      • John,

        Actually this was a poor attempt at the absurd to illustrate the hypocrisy of the recent rent control ordinance and the rhetoric being driven by this blog. And mostly the EMC research that says 70% of SJ citizens support it.

        The only thing worse than tax payers footing the bill is government coercing landlords to subsidize their tenants. And since you ask the question so directly, as a landlord I do divert after tax income to pay for (not homeless) but very low income earners in San Jose. Due to current rent control some of our tenants are paying $1000 below market rent. Current ordinance will allow me to recover and get back up to reasonable levels, but it will take a many years. If the SJWs win this ordinance in the city council, we will never get them back and I will be responsible for them forever.

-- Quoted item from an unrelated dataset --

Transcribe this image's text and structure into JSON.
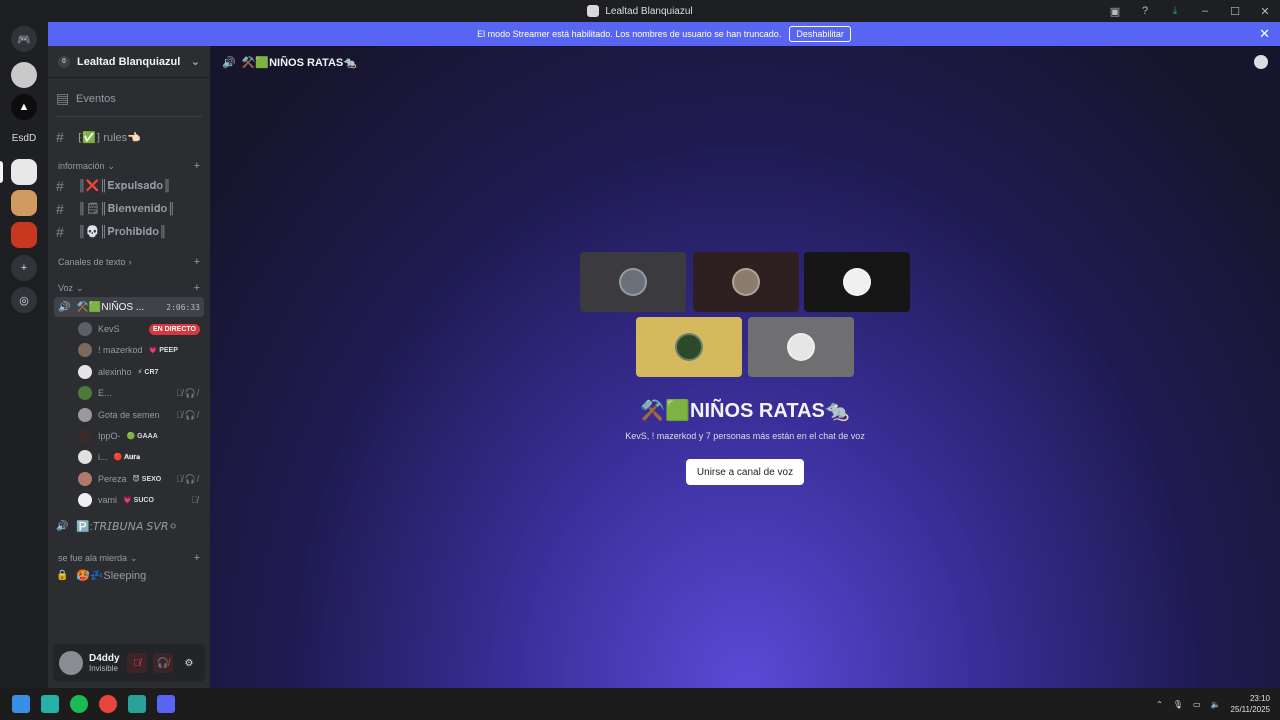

        So my sarcasm was problem just acting out.

        Paul

  3. “At least the ordeal won’t cost taxpayers, he [Liccardo] said.”

    It already has and likely will cost more.

    What’s unclear is the opportunity cost: how much could SJ earned had other development proceeded when a the ball park was just gleam in Reed’s & Liccardo’s eyes?

    Then there’s the ‘looser pays legal costs’ aspect. The litigation cost was pro bono. But *all* of the legal costs? A case that ends up with the Supremes typically costs several million to pursue.

    What is the real cost for this folly?

  4. I Remember, when Larry Stone and his side kick Ron Gonezales, were, photographed, in Arizona, with Gonzo holding up a mispelled sign. That was a laugher, but it spelled, doom, for the whole, stinking process.
    Somebody needs to take Sammy out behind the barn, and set his priorities for this floundering Hick town.

    • Liccardo seems weak in strategy and leadership skills. By contrast, Willie Brown was a rascal, but the man knew how to get stuff done. Off-hand can’t think of anything substantive Liccardo initiated on council or as mayor. Some bread and circus events, proponent of pop-up storefronts (because retailers and restaurants haven’t been successful), and some mewing noises. No reason to expect a trip behind the barn will lead to substantive change.

  5. Poor uncle Lew couldn’t afford to just build it all himself? While Chuck Reed was handing Lew prime land for pennies on the dollar. Lew Wolff, or perhaps we should start referring to him as The Donald, was amassing properties at a staggering rate. These are Chucks people. SAM will ride his coatails to the end. Its all about the Benjamins
    http://www.wolffurban.com/wolff_urban.pdf

  6. Since these Catholics, are into the Vatican, their penance should be, after all this time and money spent and capturing prime properties next to McKinery’s arena and downtown. They should be made to attend every San Jose Giant’s game for the next 2 seasons. Wearing San Jose Giants wear.
    I would love to see this. With tickets in the nose bleeds. Haa Haa, Boy would I love to see that.

  7. No one in their right mind actually believed that the Supreme Court would bother with this did they?

  8. Ella Fino
    Perhaps not, but they sure got lots of prime property, for cheap. Did this really have anything to do with baseball?
    Brilliant move, I’d say! Josh, what’s your thoughts on this land grab?
    Take your time, we know you are v e r y busy with unseating Honda.
    The San Francisco Chronicle, had an excellant article on the Silicon Valley Elite, with Trillions in unpaid taxs on off shore profits. All backing Ro Khanna, for Honda’s seat.
    They must read san jose inside.
    Good job Metro.